The Himalayan Times, 16 May 2016
The government is preparing to raise customs duty on rice, especially branded rice that comparatively costs higher in the domestic market. The Ministry of Agriculture, Land Management and Cooperatives has recommended to the Ministry of Finance to raise customs duty on imported (branded) rice by 10 per cent to 15 per cent through the upcoming budget for the fiscal 2018-19.
The government currently levies five per cent import duty on rice.
According to MoALMC officials, it has recommend that MoF raise customs duty to this effect on rice with grains above seven millimetres in size.
By increasing import duty on such rice, the government intends to promote Nepali rice over foreign brands.

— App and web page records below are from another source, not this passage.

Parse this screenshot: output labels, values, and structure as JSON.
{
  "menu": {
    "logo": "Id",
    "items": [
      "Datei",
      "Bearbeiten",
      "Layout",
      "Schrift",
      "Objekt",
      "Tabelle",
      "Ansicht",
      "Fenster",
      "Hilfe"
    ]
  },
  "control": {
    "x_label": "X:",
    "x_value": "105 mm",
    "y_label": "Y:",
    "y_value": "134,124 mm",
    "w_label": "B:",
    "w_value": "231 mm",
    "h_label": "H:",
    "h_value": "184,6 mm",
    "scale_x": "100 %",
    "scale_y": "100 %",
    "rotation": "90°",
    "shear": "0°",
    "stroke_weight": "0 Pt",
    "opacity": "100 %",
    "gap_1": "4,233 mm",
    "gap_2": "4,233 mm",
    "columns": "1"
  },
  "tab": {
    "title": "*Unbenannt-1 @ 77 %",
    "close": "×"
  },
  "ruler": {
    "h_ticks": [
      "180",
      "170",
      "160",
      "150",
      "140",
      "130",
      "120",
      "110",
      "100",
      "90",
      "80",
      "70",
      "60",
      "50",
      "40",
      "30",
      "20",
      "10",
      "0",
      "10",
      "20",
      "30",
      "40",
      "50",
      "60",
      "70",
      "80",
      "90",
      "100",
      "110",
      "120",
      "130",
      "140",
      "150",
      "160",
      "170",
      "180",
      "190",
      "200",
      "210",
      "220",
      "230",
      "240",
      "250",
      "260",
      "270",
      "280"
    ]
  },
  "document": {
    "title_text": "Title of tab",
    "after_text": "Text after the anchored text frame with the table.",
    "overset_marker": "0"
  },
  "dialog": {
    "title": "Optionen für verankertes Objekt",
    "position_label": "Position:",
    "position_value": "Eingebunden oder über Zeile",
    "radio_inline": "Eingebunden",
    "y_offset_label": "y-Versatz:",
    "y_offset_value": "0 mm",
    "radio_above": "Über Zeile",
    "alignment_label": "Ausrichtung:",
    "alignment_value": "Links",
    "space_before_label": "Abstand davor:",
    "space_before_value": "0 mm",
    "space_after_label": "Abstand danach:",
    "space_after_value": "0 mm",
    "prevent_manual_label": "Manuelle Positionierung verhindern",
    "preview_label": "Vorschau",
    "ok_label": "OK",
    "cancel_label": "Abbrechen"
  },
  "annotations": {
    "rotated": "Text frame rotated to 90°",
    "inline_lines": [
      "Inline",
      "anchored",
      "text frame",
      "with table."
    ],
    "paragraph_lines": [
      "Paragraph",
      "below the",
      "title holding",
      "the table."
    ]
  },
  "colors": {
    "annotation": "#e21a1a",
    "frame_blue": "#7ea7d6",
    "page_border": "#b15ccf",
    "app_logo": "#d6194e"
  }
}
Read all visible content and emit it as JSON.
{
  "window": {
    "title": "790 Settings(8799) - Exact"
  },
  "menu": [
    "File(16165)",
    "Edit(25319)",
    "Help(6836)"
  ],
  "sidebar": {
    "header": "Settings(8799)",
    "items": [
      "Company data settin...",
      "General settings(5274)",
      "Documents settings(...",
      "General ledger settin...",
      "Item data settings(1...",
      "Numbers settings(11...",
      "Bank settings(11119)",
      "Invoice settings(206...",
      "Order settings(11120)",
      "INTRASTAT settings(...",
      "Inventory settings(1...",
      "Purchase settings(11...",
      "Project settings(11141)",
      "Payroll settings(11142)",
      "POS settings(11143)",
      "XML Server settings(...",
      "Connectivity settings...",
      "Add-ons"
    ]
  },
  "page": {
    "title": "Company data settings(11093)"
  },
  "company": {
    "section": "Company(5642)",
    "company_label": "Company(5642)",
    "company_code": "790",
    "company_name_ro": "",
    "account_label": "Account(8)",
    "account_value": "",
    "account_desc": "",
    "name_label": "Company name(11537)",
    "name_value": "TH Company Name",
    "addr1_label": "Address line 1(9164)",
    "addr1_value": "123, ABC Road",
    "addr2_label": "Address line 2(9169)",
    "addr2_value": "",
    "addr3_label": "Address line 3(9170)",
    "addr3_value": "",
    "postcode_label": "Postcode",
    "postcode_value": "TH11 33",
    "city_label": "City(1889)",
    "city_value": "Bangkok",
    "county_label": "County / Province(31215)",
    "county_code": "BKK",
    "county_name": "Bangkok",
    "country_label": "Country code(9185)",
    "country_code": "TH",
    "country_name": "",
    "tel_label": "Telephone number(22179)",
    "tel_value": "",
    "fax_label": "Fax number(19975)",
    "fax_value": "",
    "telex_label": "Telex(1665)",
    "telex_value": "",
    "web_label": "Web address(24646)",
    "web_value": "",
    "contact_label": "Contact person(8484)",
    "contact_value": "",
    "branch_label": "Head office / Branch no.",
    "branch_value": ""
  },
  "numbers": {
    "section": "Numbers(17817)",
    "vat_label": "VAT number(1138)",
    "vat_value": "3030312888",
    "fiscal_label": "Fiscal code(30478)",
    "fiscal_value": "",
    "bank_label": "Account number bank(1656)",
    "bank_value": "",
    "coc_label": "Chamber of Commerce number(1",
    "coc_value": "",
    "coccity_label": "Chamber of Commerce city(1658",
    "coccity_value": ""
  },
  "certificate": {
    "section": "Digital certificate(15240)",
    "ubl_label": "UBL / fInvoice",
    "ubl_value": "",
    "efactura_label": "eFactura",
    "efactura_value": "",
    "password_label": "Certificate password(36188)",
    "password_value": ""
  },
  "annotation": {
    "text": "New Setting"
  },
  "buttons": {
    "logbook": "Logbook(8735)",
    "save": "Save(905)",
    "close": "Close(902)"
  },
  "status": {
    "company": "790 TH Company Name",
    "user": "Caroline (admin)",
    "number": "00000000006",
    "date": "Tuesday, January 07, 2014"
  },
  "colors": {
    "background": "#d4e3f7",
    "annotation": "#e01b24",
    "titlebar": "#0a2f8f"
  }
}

Despite being an agricultural nation with production of paddy increasing in recent years, Nepal has to import huge volumes of rice every year.
In 2016-17, the country imported rice worth more than Rs 24 billion and the import bill of rice is expected to exceed that in the ongoing fiscal. “The plan is to increase import tax only on branded rice and not on normal rice, which is in high demand in the domestic market. This ensures that normal customers will not be affected despite increment in import taxes,” said an official at MoALMC. He added that the government also planned to bring down import duty on rice with grains below seven millimetres in size, the consumption of which is high in the country.
However, officials at MoF hastened to add that the proposal of MoALMC to raise import duty on certain rice brands would be examined thoroughly before any decision was taken.
Consumer rights activists too opined that hiking customs duty on rice was necessary not only to substitute import and promote Nepali agricultural production, but also to discourage the increasing trend of Indian traders exporting Nepali rice under their own brand name.
“Our inspections at customs points have revealed that Indian traders first import Nepali paddy and rice as they are cheaper compared to Indian products and then export them to the Nepali market under an Indian brand name,” said Madhav Timalsina, president of Consumers’ Right Investigation Forum. He added that higher customs duty on imported rice will ultimately increase the demand for Nepali rice and boost production of paddy in the country.